By Barb Arland-Fye
The Catholic Messenger
Night to Shine, a memorable prom experience for persons with special needs ages 14 and older, will roll out the red carpet virtually on Feb. 12, 2021, because of safety precautions related to the coronavirus pandemic. Organizers encourage prom goers to register on the Quad City Night to Shine website (www.qcnight2shine.org).
Registration deadline for this free event is Jan. 15.
“For the fifth year in a row, Our Lady of the River Parish in LeClaire and Risen Christ Lutheran Church in Davenport will co-host the prom for the Quad Cities. We have been co-hosting the event for the last two years and it’s been fantastic working together,” said Jennifer Hildebrand of the LeClaire parish. “The combination of gifts and talents from individuals from each church has proven to be a blessing for all.”
Organizers assumed the event would be in-person this coming year. “Several weeks ago, we were informed that the event would be virtual and we’ve had to adjust accordingly,” Hildebrand said.
Each year’s Night to Shine worldwide celebrates prom on the Friday before Valentine’s Day, at professional athlete Tim Tebow’s request. The Feb. 12 event will be livestreamed at 5 p.m. Central Standard Time (CST), but a recording will be available immediately and for a few days for those individuals or groups celebrating after that time, Hildebrand said. All the details will be available on the Quad City Night to Shine website.
Registration will be capped at 500 guests. “For the first time we are limiting registration to Scott, Clinton, Muscatine and Cedar counties on the Iowa side of the Mississippi River and Rock Island, Henry, Mercer and Whiteside counties on the Illinois side of the river. We hate to turn away anyone, but this local event has grown so much in the past five years that we’ve had to instill some limitations to better accommodate our Quad-Cities guests. It’s a good problem to have!”

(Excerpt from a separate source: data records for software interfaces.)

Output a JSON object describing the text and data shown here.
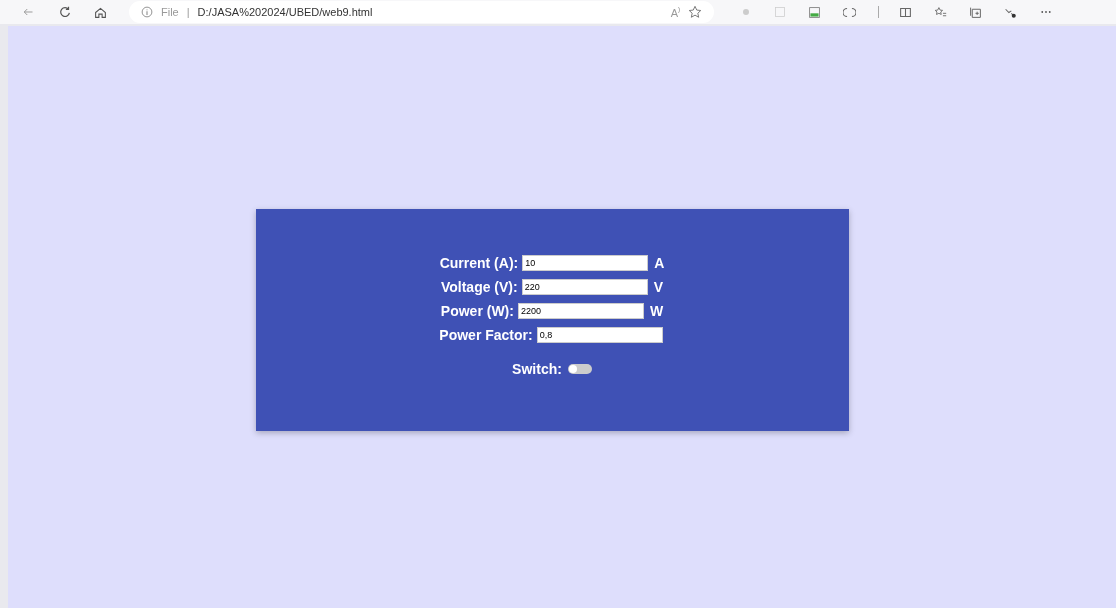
{
  "browser": {
    "scheme_label": "File",
    "separator": "|",
    "address": "D:/JASA%202024/UBED/web9.html",
    "read_aloud": "A⁾"
  },
  "fields": [
    {
      "label": "Current (A):",
      "value": "10",
      "unit": "A"
    },
    {
      "label": "Voltage (V):",
      "value": "220",
      "unit": "V"
    },
    {
      "label": "Power (W):",
      "value": "2200",
      "unit": "W"
    },
    {
      "label": "Power Factor:",
      "value": "0,8"
    }
  ],
  "switch": {
    "label": "Switch:",
    "on": false
  }
}
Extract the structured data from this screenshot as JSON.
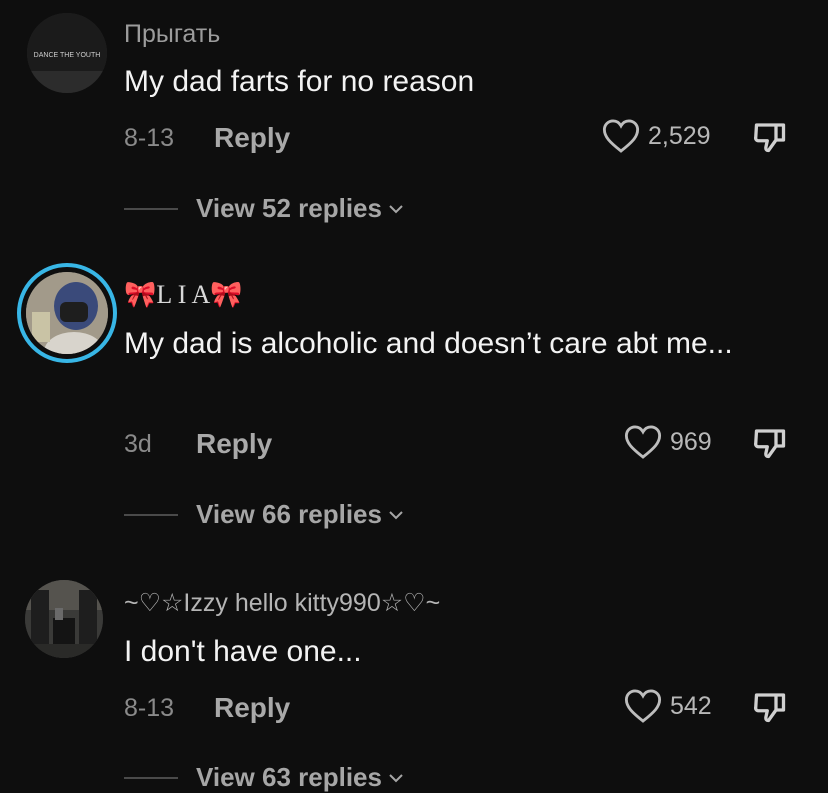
{
  "comments": [
    {
      "username": "Прыгать",
      "text": "My dad farts for no reason",
      "date": "8-13",
      "reply_label": "Reply",
      "likes": "2,529",
      "view_replies": "View 52 replies",
      "avatar_text": "DANCE THE YOUTH"
    },
    {
      "username_bow_left": "🎀",
      "username": "L I A",
      "username_bow_right": "🎀",
      "text": "My dad is alcoholic and doesn’t care abt me...",
      "date": "3d",
      "reply_label": "Reply",
      "likes": "969",
      "view_replies": "View 66 replies"
    },
    {
      "username": "~♡☆Izzy hello kitty990☆♡~",
      "text": "I don't have one...",
      "date": "8-13",
      "reply_label": "Reply",
      "likes": "542",
      "view_replies": "View 63 replies"
    }
  ],
  "colors": {
    "background": "#0e0e0e",
    "story_ring": "#38b6e6",
    "username": "#9c9c9c",
    "text": "#f3f3f3"
  }
}
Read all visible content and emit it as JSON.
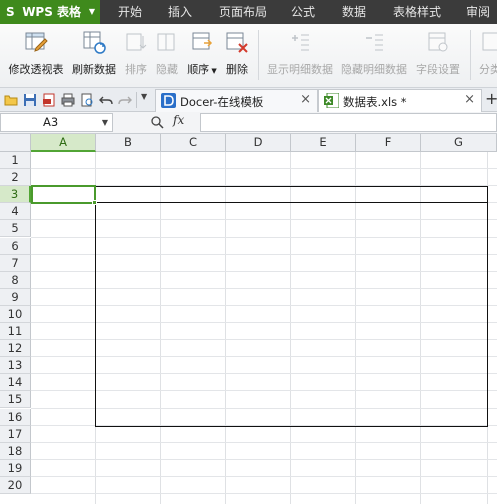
{
  "app": {
    "button_label": "WPS 表格",
    "logo_letter": "S"
  },
  "menu_tabs": [
    "开始",
    "插入",
    "页面布局",
    "公式",
    "数据",
    "表格样式",
    "审阅"
  ],
  "ribbon": {
    "buttons": [
      {
        "label": "修改透视表",
        "enabled": true,
        "icon": "edit-pivot-icon"
      },
      {
        "label": "刷新数据",
        "enabled": true,
        "icon": "refresh-data-icon"
      },
      {
        "label": "排序",
        "enabled": false,
        "icon": "sort-icon"
      },
      {
        "label": "隐藏",
        "enabled": false,
        "icon": "hide-icon"
      },
      {
        "label": "顺序",
        "enabled": true,
        "icon": "order-icon",
        "has_dropdown": true
      },
      {
        "label": "删除",
        "enabled": true,
        "icon": "delete-icon"
      },
      {
        "label": "显示明细数据",
        "enabled": false,
        "icon": "show-detail-icon"
      },
      {
        "label": "隐藏明细数据",
        "enabled": false,
        "icon": "hide-detail-icon"
      },
      {
        "label": "字段设置",
        "enabled": false,
        "icon": "field-settings-icon"
      },
      {
        "label": "分类",
        "enabled": false,
        "icon": "category-icon"
      }
    ]
  },
  "doc_tabs": [
    {
      "title": "Docer-在线模板",
      "close": "×",
      "active": false
    },
    {
      "title": "数据表.xls *",
      "close": "×",
      "active": true
    }
  ],
  "new_tab": "+",
  "formula_bar": {
    "name_box": "A3",
    "fx_label": "fx",
    "formula": ""
  },
  "grid": {
    "columns": [
      "A",
      "B",
      "C",
      "D",
      "E",
      "F",
      "G"
    ],
    "rows": [
      "1",
      "2",
      "3",
      "4",
      "5",
      "6",
      "7",
      "8",
      "9",
      "10",
      "11",
      "12",
      "13",
      "14",
      "15",
      "16",
      "17",
      "18",
      "19",
      "20"
    ],
    "selected_cell": "A3",
    "selected_column": "A",
    "selected_row": "3"
  },
  "colors": {
    "wps_green": "#3f8a1c",
    "selection_green": "#4a9a2c",
    "topbar": "#3b3b3b"
  }
}
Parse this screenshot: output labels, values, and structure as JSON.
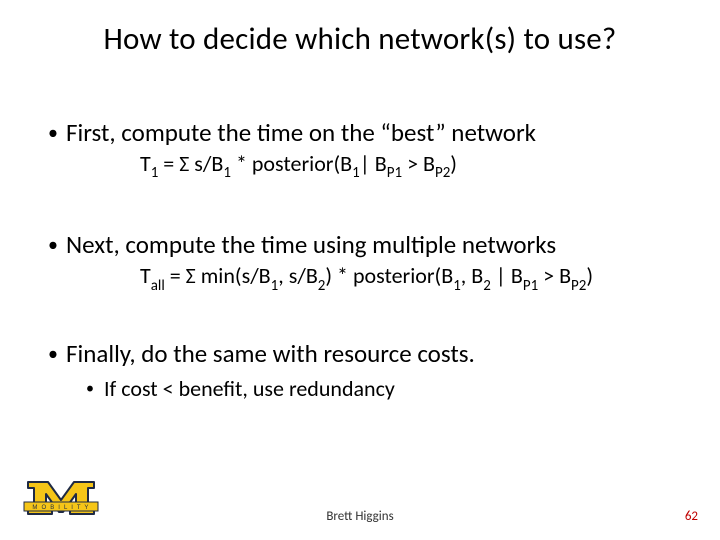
{
  "title": "How to decide which network(s) to use?",
  "bullets": {
    "b1": "First, compute the time on the “best” network",
    "b2": "Next, compute the time using multiple networks",
    "b3": "Finally, do the same with resource costs.",
    "sub1": "If cost < benefit, use redundancy"
  },
  "formulas": {
    "f1": {
      "lhs_base": "T",
      "lhs_sub": "1",
      "rhs_pre": " = Σ s/B",
      "rhs_b1sub": "1",
      "rhs_mid": " * posterior(B",
      "rhs_pb1sub": "1",
      "rhs_bar": "| B",
      "rhs_bp1sub": "P1",
      "rhs_gt": " > B",
      "rhs_bp2sub": "P2",
      "rhs_end": ")"
    },
    "f2": {
      "lhs_base": "T",
      "lhs_sub": "all",
      "rhs_pre": " = Σ min(s/B",
      "rhs_m1sub": "1",
      "rhs_comma1": ", s/B",
      "rhs_m2sub": "2",
      "rhs_close_post": ") * posterior(B",
      "rhs_pb1sub": "1",
      "rhs_comma2": ", B",
      "rhs_pb2sub": "2",
      "rhs_bar": " | B",
      "rhs_bp1sub": "P1",
      "rhs_gt": " > B",
      "rhs_bp2sub": "P2",
      "rhs_end": ")"
    }
  },
  "footer": {
    "author": "Brett Higgins",
    "page": "62"
  },
  "logo": {
    "banner_text": "M O B I L I T Y",
    "colors": {
      "maize": "#f5c518",
      "blue": "#1f2a44"
    }
  }
}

The 2021 Night to Shine will require an estimated 50 volunteers, far fewer than normal because of the virtual format. “On a ‘normal’ year, we would need one buddy to every guest plus other volunteers to help with food, respite room, hair/makeup/shoe shine, crowd control, coat check, flowers, gift bags, paparazzi, photos, first aid, check-in, etc. Last year we had nearly 750 volunteers,” Hildebrand said.
Some logistical challenges remain. “We need to get 500 gift bags into the hands of the registered guests and have to consider how we accomplish that,” she said. “We decided to have a couple of drive-through pick-up events for the gift bags and then deliver the others. We’re hoping that some of the agencies that serve individuals with special needs will be able to help us by picking up the gift bags for the individuals associated with their agency.”
“Some of the agencies are organizing their own small group event to watch the virtual prom together and celebrate one another,” Hildebrand said. “Some guests will get dressed up and even get their hair and nails done in anticipation for the heartwarming message they will receive during the address by Tim Tebow himself.”
Hildebrand hopes that many guests and their loved ones will take photos and send them to the “smug mug site” on the website “so we can send them on to the Tim Tebow Foundation.” More information about that will be included in the gift bag and on the website.
“Parents and/or caregivers can consider preparing a special meal for the evening and even decorating inside to enhance the prom experience. They could create a photo backdrop at home and photograph their prom guest, browse through the pictures from last year’s event that are available on our website and even set up Zoom calls with other guests who are celebrating from their home. We encourage creativity as this is new ground for us too.”
For additional questions, call Hildebrand at (563) 370-4412 or email her at email@example.com. Include “NTS Prom” in the subject line for emails.